Industrial Advances Act: Added Section 13(b) to the Federal Reserve Act, allowing Federal Reserve district banks to make advances of working capital to established businesses if these enterprises were unable to find such capital from usual sources. These loans were made either in partnership with  a commercial bank or directly to a business, with maturities up to five years and no loan limits.

Nearly $280 million, or about 0.43 percent of gross national product, with each district apportioned a fraction, was made available for loans to businesses from Federal Reserve banks.

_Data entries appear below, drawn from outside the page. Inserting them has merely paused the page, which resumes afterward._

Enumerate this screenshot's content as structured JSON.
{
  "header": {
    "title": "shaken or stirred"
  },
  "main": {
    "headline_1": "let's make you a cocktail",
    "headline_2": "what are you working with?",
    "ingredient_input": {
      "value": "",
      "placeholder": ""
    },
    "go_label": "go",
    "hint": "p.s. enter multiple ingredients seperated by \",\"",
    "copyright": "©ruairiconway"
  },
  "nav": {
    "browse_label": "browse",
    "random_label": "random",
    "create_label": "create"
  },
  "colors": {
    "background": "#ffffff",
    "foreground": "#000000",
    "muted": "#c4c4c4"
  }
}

Through 1935, 1,993 loans totaling about $124.5 million met with Reserve bank approval. The following year, 287 loans were approved, and 126 in 1937.

Section 13(b) would reap its largest single-year total in 1942, when war production spurred over $128 million in loans.


Small Business Investment Act: Repealed Section 13(b).


The Nixon administration asked for discount window assistance in response to the financial problems of Penn Central Railroad. This request stalled in Congress, but the Federal Reserve worried that the company’s default would spark a financial crisis, and it made clear that it would assist banks that needed help with businesses caught up in Penn Central paper.


The financial difficulties faced by the city of New York raised questions about whether the Federal Reserve might serve as a source of emergency credit. Federal Reserve officials cautioned against such an idea and, in the end, the Federal Reserve served only as a fiscal agent for the government’s eventual loans to the city. (The Federal Reserve also served as fiscal agent for loan guarantees made to Lockheed in 1971 and Chrysler in 1979.)


The Federal Reserve discount window was invoked to dispense $25 billion as a direct loan to the Federal Deposit Insurance Corporation’s Bank Insurance Fund. Then-FDIC Chairman L. William Seidman requested the loan, through Congress, but Fed Chairman Alan Greenspan testified in opposition. Undeterred, the Treasury Department made another pitch to Congress for the $25 billion based, in part, on the initial Fed subscription imposed by Congress in 1933, but Congress said no.


FDIC Improvement Act: Amended Section 13 paragraph 3 to allow the Fed to lend directly to nonbank firms during times of emergency.


In the days following the terrorist attacks of Sept. 11, 2001, some observers suggested that—based on the 1991 amendment—the U.S. airline industry could receive emergency loans. “[T]his sector’s key economic role and the unpredictable after-effects of September 11 justify putting discount-window loans on the table while discussing the carriers’ current crisis,” the Financial Markets Center said in a Sept. 18, 2001, statement. The Fed did not make such loans.


The Federal Reserve Bank of New York agreed to lend $29 billion in connection with the acquisition of Bear Stearns by JPMorgan Chase. The loan was granted under the authority of Section 13(3) of the Federal Reserve Act. The Federal Reserve Board authorized the New York Fed to enter into this loan and made   the findings required by Section 13(3) on Sunday, March 16, 2008.

For the rest of the story, see "Lender of More Than Last Resort," The Region, December 2002.